■ **Exercise description**: Copy out, from the data, each line containing the string "screenshot".

■ **Material for this task**:
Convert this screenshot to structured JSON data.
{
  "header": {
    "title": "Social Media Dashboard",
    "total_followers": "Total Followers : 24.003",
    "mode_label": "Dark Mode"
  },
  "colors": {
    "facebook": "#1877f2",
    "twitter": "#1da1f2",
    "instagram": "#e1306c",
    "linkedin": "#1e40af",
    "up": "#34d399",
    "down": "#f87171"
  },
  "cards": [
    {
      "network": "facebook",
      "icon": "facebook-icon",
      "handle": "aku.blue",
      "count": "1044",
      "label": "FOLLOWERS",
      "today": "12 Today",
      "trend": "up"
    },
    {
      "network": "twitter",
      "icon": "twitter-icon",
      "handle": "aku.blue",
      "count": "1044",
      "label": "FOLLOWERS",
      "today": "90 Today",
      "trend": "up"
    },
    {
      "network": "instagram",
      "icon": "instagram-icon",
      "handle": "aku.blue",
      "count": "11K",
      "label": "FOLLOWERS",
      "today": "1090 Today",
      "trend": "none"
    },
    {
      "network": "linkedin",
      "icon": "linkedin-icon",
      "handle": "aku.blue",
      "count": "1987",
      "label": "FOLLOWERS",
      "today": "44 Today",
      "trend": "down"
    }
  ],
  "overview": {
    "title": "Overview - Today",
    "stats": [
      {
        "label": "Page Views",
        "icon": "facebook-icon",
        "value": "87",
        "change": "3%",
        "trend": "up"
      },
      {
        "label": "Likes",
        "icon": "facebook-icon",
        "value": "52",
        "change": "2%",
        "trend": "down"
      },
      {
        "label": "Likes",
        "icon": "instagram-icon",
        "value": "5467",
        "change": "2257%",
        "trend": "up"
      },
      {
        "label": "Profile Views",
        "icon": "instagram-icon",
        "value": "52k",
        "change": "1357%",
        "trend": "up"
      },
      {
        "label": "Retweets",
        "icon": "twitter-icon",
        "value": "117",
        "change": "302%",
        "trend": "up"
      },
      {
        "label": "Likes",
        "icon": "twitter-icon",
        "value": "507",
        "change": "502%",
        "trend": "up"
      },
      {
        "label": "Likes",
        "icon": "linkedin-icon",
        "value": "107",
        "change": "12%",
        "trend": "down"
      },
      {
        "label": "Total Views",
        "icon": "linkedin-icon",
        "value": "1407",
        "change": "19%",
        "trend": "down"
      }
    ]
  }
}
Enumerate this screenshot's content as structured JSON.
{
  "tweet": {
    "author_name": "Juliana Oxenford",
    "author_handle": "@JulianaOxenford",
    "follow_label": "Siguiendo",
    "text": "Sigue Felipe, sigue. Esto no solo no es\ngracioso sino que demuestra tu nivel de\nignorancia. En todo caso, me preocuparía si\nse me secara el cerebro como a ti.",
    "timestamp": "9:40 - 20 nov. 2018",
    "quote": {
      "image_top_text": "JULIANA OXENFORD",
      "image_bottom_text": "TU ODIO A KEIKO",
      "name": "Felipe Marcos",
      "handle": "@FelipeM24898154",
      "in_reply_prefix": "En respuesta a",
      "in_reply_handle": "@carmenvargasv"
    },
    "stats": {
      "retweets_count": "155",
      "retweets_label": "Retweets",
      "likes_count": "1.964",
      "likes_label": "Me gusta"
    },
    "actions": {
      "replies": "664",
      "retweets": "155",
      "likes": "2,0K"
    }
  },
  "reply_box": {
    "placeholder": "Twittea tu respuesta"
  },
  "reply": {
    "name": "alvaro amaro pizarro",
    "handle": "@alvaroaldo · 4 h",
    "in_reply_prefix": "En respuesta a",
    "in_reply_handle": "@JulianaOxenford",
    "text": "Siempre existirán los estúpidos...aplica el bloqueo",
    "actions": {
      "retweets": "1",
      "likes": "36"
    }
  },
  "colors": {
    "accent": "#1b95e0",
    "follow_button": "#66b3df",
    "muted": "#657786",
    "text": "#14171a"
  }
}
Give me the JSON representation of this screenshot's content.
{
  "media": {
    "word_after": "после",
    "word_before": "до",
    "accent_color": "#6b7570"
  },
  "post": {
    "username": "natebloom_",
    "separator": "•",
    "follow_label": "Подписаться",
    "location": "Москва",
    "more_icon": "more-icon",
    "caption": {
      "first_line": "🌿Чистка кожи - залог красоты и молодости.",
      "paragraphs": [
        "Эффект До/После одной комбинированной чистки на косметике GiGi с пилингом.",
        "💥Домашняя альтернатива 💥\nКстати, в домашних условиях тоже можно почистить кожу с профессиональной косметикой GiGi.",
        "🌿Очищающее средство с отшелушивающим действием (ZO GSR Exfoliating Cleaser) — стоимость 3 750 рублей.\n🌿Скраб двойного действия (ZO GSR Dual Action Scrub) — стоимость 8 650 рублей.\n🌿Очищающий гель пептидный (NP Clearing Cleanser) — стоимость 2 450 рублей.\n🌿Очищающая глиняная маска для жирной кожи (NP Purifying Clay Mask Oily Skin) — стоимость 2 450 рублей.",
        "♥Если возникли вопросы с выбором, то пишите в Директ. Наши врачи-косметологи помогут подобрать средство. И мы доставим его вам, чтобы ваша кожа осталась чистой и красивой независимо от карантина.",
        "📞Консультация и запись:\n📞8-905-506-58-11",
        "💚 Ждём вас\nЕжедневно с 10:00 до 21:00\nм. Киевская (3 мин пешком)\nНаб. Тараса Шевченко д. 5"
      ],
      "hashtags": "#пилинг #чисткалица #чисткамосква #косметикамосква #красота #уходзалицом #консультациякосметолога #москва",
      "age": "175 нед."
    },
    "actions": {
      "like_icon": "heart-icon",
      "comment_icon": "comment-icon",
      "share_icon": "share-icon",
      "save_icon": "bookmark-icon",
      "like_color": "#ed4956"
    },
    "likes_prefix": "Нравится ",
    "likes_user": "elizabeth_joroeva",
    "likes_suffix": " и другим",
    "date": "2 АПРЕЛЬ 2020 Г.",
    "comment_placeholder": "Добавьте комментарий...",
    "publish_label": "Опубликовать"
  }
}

■ **Answer for the task**:
Convert this screenshot to structured JSON data.
Enumerate this screenshot's content as structured JSON.
Give me the JSON representation of this screenshot's content.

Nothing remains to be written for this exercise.